The entries that follow should be reproduced exactly, with no images carried over.

------ Records to use

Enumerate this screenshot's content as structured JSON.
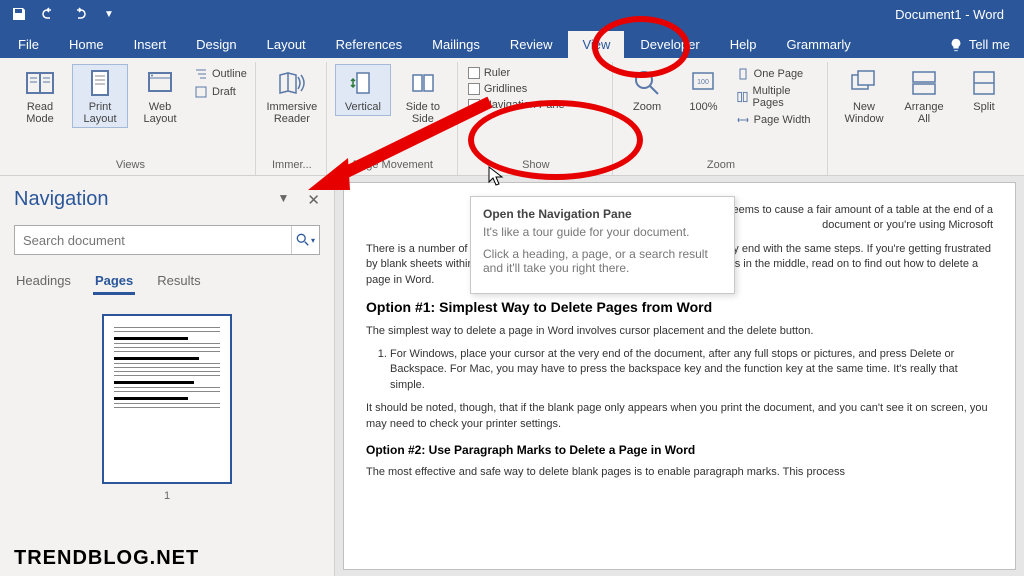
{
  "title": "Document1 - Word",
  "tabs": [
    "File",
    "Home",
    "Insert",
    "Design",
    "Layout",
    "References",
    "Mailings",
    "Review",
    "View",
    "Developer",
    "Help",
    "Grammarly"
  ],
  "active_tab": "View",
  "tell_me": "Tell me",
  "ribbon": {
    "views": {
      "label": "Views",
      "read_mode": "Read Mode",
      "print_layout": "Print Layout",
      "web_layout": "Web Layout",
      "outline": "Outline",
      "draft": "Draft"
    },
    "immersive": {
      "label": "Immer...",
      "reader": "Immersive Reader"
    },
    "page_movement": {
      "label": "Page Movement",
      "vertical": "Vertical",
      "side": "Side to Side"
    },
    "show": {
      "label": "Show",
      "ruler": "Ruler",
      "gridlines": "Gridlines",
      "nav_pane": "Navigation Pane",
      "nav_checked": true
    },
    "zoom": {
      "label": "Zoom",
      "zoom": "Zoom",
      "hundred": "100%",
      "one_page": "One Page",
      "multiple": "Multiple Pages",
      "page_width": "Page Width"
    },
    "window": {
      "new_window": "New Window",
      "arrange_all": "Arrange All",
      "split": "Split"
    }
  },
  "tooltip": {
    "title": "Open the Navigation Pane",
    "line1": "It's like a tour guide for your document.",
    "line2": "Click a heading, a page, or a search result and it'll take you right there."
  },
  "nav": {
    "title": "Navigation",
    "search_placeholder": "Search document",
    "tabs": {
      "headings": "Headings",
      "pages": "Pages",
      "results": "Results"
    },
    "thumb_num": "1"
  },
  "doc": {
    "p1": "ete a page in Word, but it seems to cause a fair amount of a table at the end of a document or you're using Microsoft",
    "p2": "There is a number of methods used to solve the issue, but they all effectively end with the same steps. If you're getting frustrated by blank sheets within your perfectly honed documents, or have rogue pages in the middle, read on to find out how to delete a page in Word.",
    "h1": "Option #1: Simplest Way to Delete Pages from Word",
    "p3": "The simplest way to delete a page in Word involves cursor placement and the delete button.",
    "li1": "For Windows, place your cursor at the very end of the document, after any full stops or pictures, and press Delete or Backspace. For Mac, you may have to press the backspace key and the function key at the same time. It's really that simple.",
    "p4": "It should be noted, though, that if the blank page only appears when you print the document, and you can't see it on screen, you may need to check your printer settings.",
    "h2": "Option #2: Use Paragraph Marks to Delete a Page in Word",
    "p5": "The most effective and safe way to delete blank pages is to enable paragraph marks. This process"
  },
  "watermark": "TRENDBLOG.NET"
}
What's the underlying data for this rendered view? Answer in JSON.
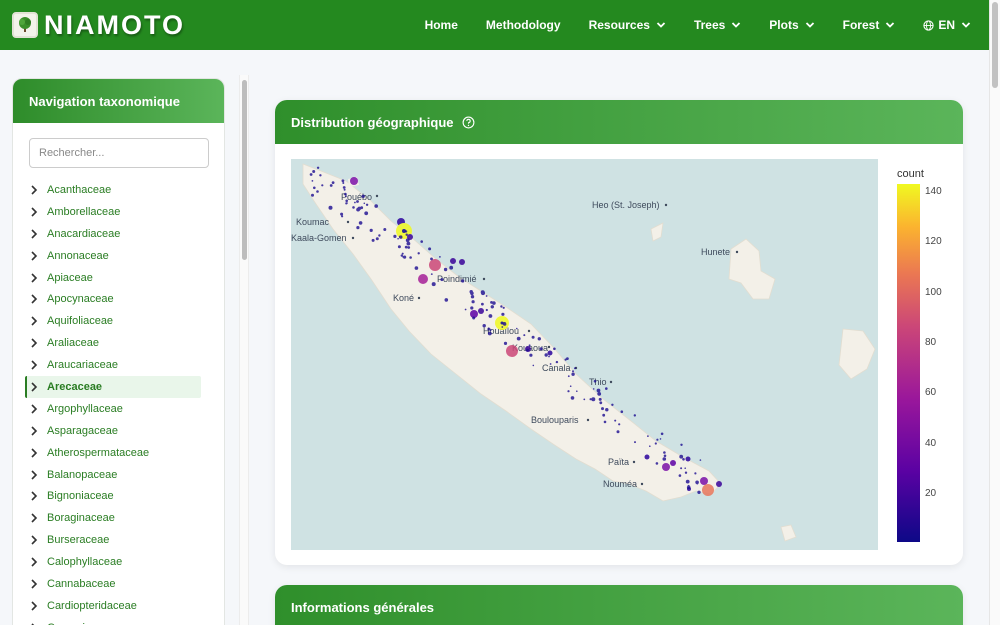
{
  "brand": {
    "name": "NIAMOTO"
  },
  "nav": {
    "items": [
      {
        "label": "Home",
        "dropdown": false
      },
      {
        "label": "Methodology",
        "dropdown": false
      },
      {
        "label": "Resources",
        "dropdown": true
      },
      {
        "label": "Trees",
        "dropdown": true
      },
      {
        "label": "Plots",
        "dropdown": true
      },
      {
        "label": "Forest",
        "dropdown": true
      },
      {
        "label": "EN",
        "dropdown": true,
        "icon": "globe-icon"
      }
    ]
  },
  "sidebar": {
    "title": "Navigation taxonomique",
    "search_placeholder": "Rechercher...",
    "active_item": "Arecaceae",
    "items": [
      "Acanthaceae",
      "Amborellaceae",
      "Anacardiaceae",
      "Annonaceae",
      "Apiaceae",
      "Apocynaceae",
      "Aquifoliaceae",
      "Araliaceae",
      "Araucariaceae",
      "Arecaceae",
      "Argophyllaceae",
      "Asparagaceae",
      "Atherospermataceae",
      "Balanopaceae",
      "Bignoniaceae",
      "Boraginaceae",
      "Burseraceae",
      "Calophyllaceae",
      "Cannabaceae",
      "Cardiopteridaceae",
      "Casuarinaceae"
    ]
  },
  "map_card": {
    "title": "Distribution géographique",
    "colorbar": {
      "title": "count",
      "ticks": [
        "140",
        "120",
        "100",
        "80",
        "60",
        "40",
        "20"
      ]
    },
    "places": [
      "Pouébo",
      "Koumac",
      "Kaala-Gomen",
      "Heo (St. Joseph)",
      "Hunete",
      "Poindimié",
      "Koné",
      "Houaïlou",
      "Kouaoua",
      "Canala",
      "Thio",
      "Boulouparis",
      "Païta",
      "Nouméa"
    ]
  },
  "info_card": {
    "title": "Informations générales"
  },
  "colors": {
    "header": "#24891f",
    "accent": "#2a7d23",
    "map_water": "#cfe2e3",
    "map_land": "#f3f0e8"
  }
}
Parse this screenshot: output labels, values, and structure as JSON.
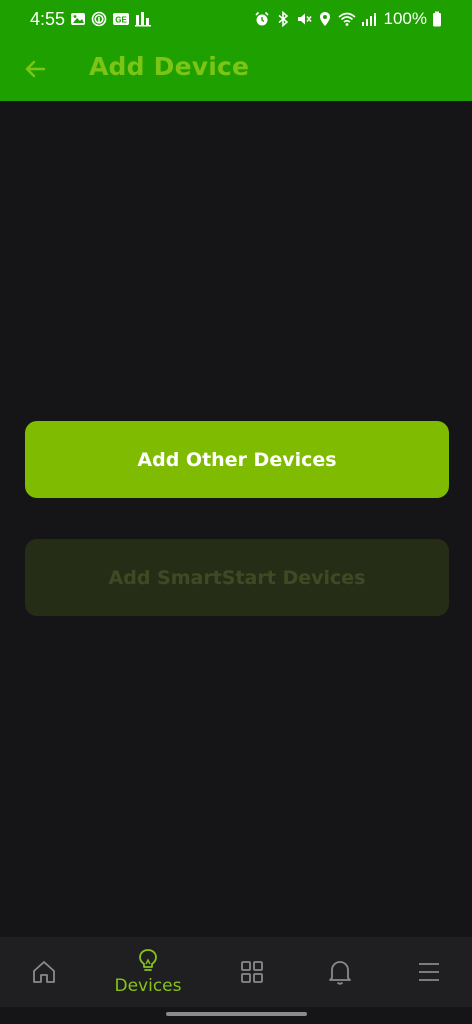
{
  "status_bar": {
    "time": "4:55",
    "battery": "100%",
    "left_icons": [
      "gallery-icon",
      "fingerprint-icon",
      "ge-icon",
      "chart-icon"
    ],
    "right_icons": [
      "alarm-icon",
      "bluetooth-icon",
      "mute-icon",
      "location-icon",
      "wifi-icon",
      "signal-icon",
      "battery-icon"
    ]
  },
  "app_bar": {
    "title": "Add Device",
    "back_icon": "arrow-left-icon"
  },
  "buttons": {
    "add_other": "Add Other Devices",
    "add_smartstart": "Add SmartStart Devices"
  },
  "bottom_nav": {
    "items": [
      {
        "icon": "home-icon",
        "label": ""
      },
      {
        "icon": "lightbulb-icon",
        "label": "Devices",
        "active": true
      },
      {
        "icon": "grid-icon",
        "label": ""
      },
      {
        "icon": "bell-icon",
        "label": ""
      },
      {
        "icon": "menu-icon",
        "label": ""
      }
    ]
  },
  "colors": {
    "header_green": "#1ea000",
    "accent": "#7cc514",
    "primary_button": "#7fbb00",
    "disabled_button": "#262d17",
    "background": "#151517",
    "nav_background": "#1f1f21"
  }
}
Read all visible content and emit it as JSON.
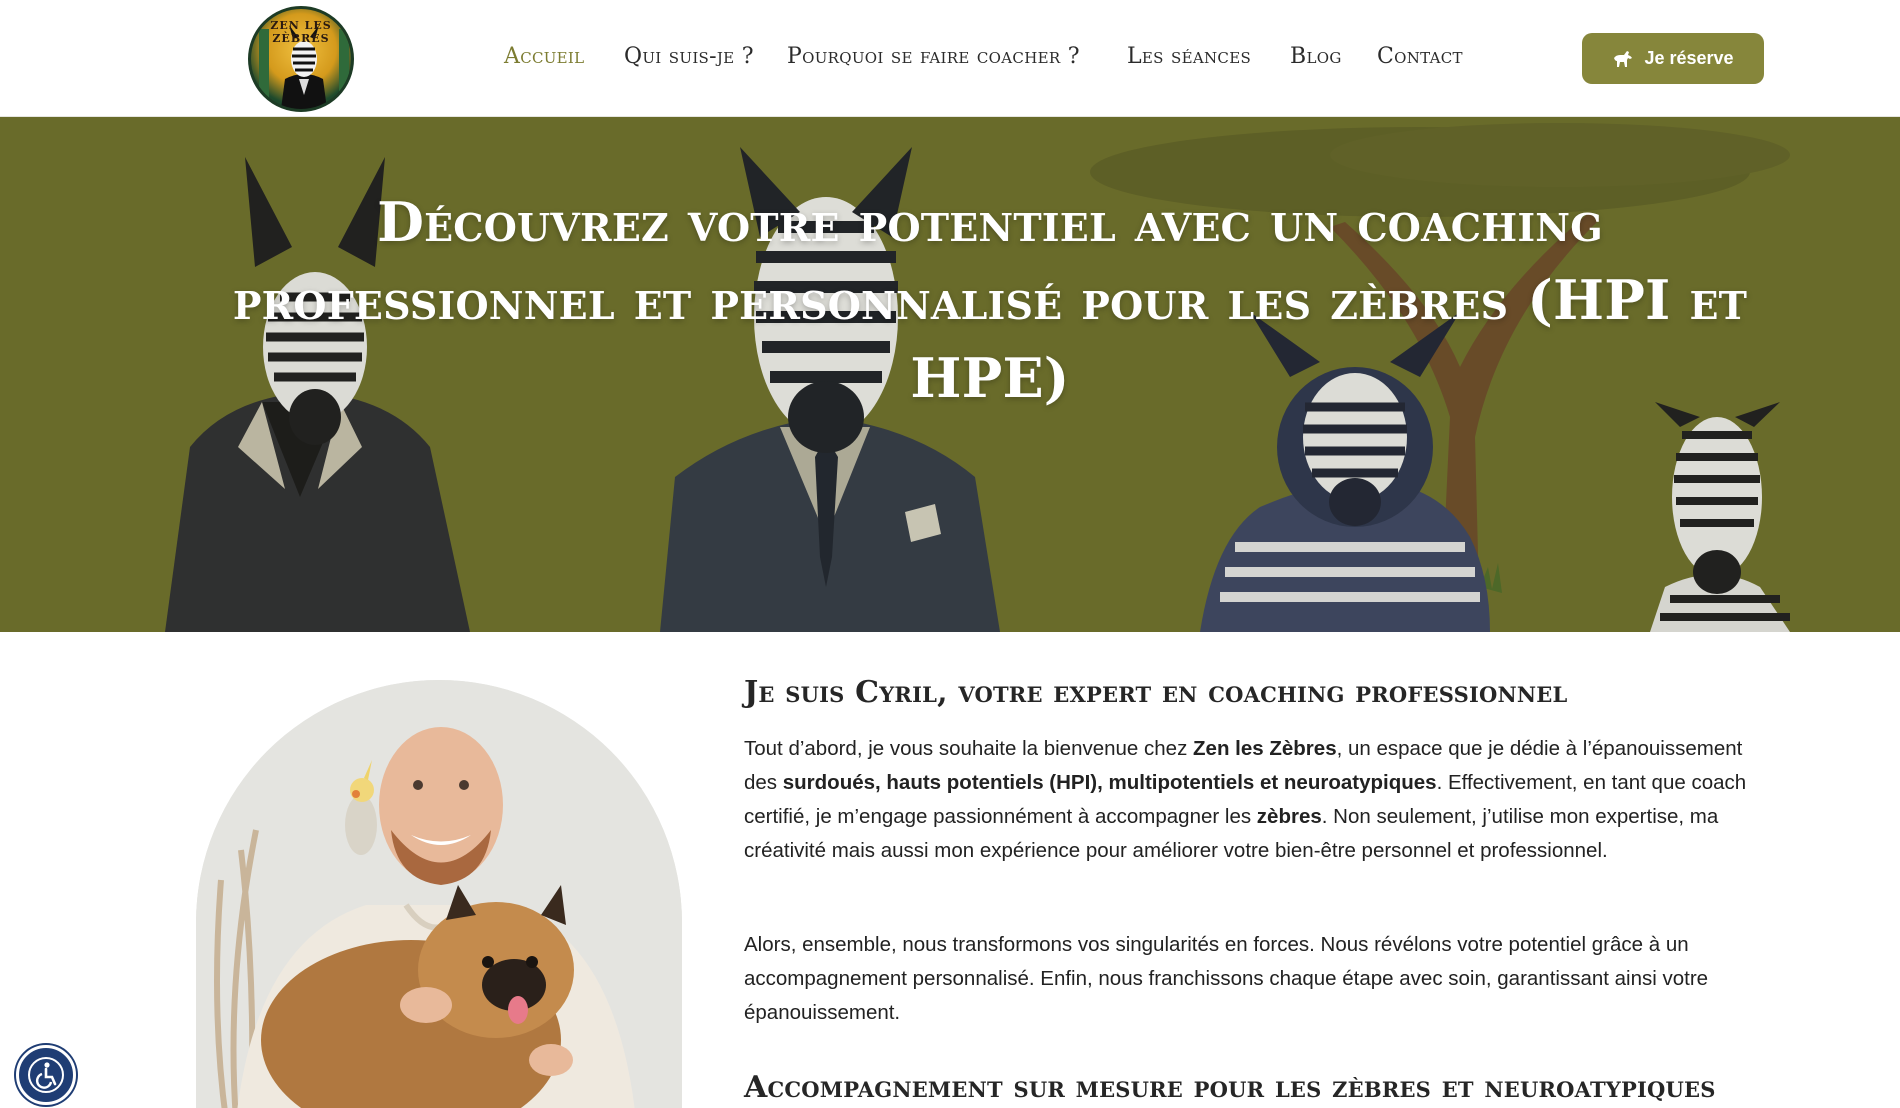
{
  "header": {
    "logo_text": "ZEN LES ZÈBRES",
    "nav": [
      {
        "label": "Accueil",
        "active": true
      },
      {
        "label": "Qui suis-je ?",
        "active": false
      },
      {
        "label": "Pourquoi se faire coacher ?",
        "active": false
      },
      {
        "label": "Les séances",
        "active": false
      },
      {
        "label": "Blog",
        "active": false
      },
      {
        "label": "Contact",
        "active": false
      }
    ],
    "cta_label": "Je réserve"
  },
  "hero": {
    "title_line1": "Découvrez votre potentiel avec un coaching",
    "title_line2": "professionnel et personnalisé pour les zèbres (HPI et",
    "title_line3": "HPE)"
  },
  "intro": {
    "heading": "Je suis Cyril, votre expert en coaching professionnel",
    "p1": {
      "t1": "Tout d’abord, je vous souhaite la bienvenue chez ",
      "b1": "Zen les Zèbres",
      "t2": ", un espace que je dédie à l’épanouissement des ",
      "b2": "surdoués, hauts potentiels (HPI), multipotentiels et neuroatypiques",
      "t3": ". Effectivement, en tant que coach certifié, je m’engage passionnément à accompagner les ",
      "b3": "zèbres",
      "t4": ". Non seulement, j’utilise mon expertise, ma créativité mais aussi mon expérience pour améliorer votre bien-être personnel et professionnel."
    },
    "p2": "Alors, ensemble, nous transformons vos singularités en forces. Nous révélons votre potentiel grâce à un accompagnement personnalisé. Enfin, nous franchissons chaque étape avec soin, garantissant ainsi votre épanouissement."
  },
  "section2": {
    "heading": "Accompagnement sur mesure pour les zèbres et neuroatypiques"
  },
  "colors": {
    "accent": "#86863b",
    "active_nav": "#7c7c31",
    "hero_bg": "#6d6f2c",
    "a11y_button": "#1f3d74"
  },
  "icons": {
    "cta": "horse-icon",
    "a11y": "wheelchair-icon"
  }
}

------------

Answer below =>
Enumerate this screenshot's content as structured JSON.
{
  "title": "Document1 - Word",
  "tabs": [
    "File",
    "Home",
    "Insert",
    "Design",
    "Layout",
    "References",
    "Mailings",
    "Review",
    "View",
    "Developer",
    "Help",
    "Grammarly"
  ],
  "active_tab": "View",
  "tell_me": "Tell me",
  "ribbon": {
    "views": {
      "label": "Views",
      "read_mode": "Read Mode",
      "print_layout": "Print Layout",
      "web_layout": "Web Layout",
      "outline": "Outline",
      "draft": "Draft"
    },
    "immersive": {
      "label": "Immer...",
      "reader": "Immersive Reader"
    },
    "page_movement": {
      "label": "Page Movement",
      "vertical": "Vertical",
      "side": "Side to Side"
    },
    "show": {
      "label": "Show",
      "ruler": "Ruler",
      "gridlines": "Gridlines",
      "nav_pane": "Navigation Pane",
      "nav_checked": true
    },
    "zoom": {
      "label": "Zoom",
      "zoom": "Zoom",
      "hundred": "100%",
      "one_page": "One Page",
      "multiple": "Multiple Pages",
      "page_width": "Page Width"
    },
    "window": {
      "new_window": "New Window",
      "arrange_all": "Arrange All",
      "split": "Split"
    }
  },
  "tooltip": {
    "title": "Open the Navigation Pane",
    "line1": "It's like a tour guide for your document.",
    "line2": "Click a heading, a page, or a search result and it'll take you right there."
  },
  "nav": {
    "title": "Navigation",
    "search_placeholder": "Search document",
    "tabs": {
      "headings": "Headings",
      "pages": "Pages",
      "results": "Results"
    },
    "thumb_num": "1"
  },
  "doc": {
    "p1": "ete a page in Word, but it seems to cause a fair amount of a table at the end of a document or you're using Microsoft",
    "p2": "There is a number of methods used to solve the issue, but they all effectively end with the same steps. If you're getting frustrated by blank sheets within your perfectly honed documents, or have rogue pages in the middle, read on to find out how to delete a page in Word.",
    "h1": "Option #1: Simplest Way to Delete Pages from Word",
    "p3": "The simplest way to delete a page in Word involves cursor placement and the delete button.",
    "li1": "For Windows, place your cursor at the very end of the document, after any full stops or pictures, and press Delete or Backspace. For Mac, you may have to press the backspace key and the function key at the same time. It's really that simple.",
    "p4": "It should be noted, though, that if the blank page only appears when you print the document, and you can't see it on screen, you may need to check your printer settings.",
    "h2": "Option #2: Use Paragraph Marks to Delete a Page in Word",
    "p5": "The most effective and safe way to delete blank pages is to enable paragraph marks. This process"
  },
  "watermark": "TRENDBLOG.NET"
}
What's the underlying data for this rendered view? Answer in JSON.
{
  "brand": {
    "name": "NIAMOTO"
  },
  "nav": {
    "items": [
      {
        "label": "Home",
        "dropdown": false
      },
      {
        "label": "Methodology",
        "dropdown": false
      },
      {
        "label": "Resources",
        "dropdown": true
      },
      {
        "label": "Trees",
        "dropdown": true
      },
      {
        "label": "Plots",
        "dropdown": true
      },
      {
        "label": "Forest",
        "dropdown": true
      },
      {
        "label": "EN",
        "dropdown": true,
        "icon": "globe-icon"
      }
    ]
  },
  "sidebar": {
    "title": "Navigation taxonomique",
    "search_placeholder": "Rechercher...",
    "active_item": "Arecaceae",
    "items": [
      "Acanthaceae",
      "Amborellaceae",
      "Anacardiaceae",
      "Annonaceae",
      "Apiaceae",
      "Apocynaceae",
      "Aquifoliaceae",
      "Araliaceae",
      "Araucariaceae",
      "Arecaceae",
      "Argophyllaceae",
      "Asparagaceae",
      "Atherospermataceae",
      "Balanopaceae",
      "Bignoniaceae",
      "Boraginaceae",
      "Burseraceae",
      "Calophyllaceae",
      "Cannabaceae",
      "Cardiopteridaceae",
      "Casuarinaceae"
    ]
  },
  "map_card": {
    "title": "Distribution géographique",
    "colorbar": {
      "title": "count",
      "ticks": [
        "140",
        "120",
        "100",
        "80",
        "60",
        "40",
        "20"
      ]
    },
    "places": [
      "Pouébo",
      "Koumac",
      "Kaala-Gomen",
      "Heo (St. Joseph)",
      "Hunete",
      "Poindimié",
      "Koné",
      "Houaïlou",
      "Kouaoua",
      "Canala",
      "Thio",
      "Boulouparis",
      "Païta",
      "Nouméa"
    ]
  },
  "info_card": {
    "title": "Informations générales"
  },
  "colors": {
    "header": "#24891f",
    "accent": "#2a7d23",
    "map_water": "#cfe2e3",
    "map_land": "#f3f0e8"
  }
}
Parse this screenshot: output labels, values, and structure as JSON.
{
  "status_bar": {
    "time": "4:55",
    "battery": "100%",
    "left_icons": [
      "gallery-icon",
      "fingerprint-icon",
      "ge-icon",
      "chart-icon"
    ],
    "right_icons": [
      "alarm-icon",
      "bluetooth-icon",
      "mute-icon",
      "location-icon",
      "wifi-icon",
      "signal-icon",
      "battery-icon"
    ]
  },
  "app_bar": {
    "title": "Add Device",
    "back_icon": "arrow-left-icon"
  },
  "buttons": {
    "add_other": "Add Other Devices",
    "add_smartstart": "Add SmartStart Devices"
  },
  "bottom_nav": {
    "items": [
      {
        "icon": "home-icon",
        "label": ""
      },
      {
        "icon": "lightbulb-icon",
        "label": "Devices",
        "active": true
      },
      {
        "icon": "grid-icon",
        "label": ""
      },
      {
        "icon": "bell-icon",
        "label": ""
      },
      {
        "icon": "menu-icon",
        "label": ""
      }
    ]
  },
  "colors": {
    "header_green": "#1ea000",
    "accent": "#7cc514",
    "primary_button": "#7fbb00",
    "disabled_button": "#262d17",
    "background": "#151517",
    "nav_background": "#1f1f21"
  }
}
Read all visible content and emit it as JSON.
{
  "header": {
    "logo_text": "ZEN LES ZÈBRES",
    "nav": [
      {
        "label": "Accueil",
        "active": true
      },
      {
        "label": "Qui suis-je ?",
        "active": false
      },
      {
        "label": "Pourquoi se faire coacher ?",
        "active": false
      },
      {
        "label": "Les séances",
        "active": false
      },
      {
        "label": "Blog",
        "active": false
      },
      {
        "label": "Contact",
        "active": false
      }
    ],
    "cta_label": "Je réserve"
  },
  "hero": {
    "title_line1": "Découvrez votre potentiel avec un coaching",
    "title_line2": "professionnel et personnalisé pour les zèbres (HPI et",
    "title_line3": "HPE)"
  },
  "intro": {
    "heading": "Je suis Cyril, votre expert en coaching professionnel",
    "p1": {
      "t1": "Tout d’abord, je vous souhaite la bienvenue chez ",
      "b1": "Zen les Zèbres",
      "t2": ", un espace que je dédie à l’épanouissement des ",
      "b2": "surdoués, hauts potentiels (HPI), multipotentiels et neuroatypiques",
      "t3": ". Effectivement, en tant que coach certifié, je m’engage passionnément à accompagner les ",
      "b3": "zèbres",
      "t4": ". Non seulement, j’utilise mon expertise, ma créativité mais aussi mon expérience pour améliorer votre bien-être personnel et professionnel."
    },
    "p2": "Alors, ensemble, nous transformons vos singularités en forces. Nous révélons votre potentiel grâce à un accompagnement personnalisé. Enfin, nous franchissons chaque étape avec soin, garantissant ainsi votre épanouissement."
  },
  "section2": {
    "heading": "Accompagnement sur mesure pour les zèbres et neuroatypiques"
  },
  "colors": {
    "accent": "#86863b",
    "active_nav": "#7c7c31",
    "hero_bg": "#6d6f2c",
    "a11y_button": "#1f3d74"
  },
  "icons": {
    "cta": "horse-icon",
    "a11y": "wheelchair-icon"
  }
}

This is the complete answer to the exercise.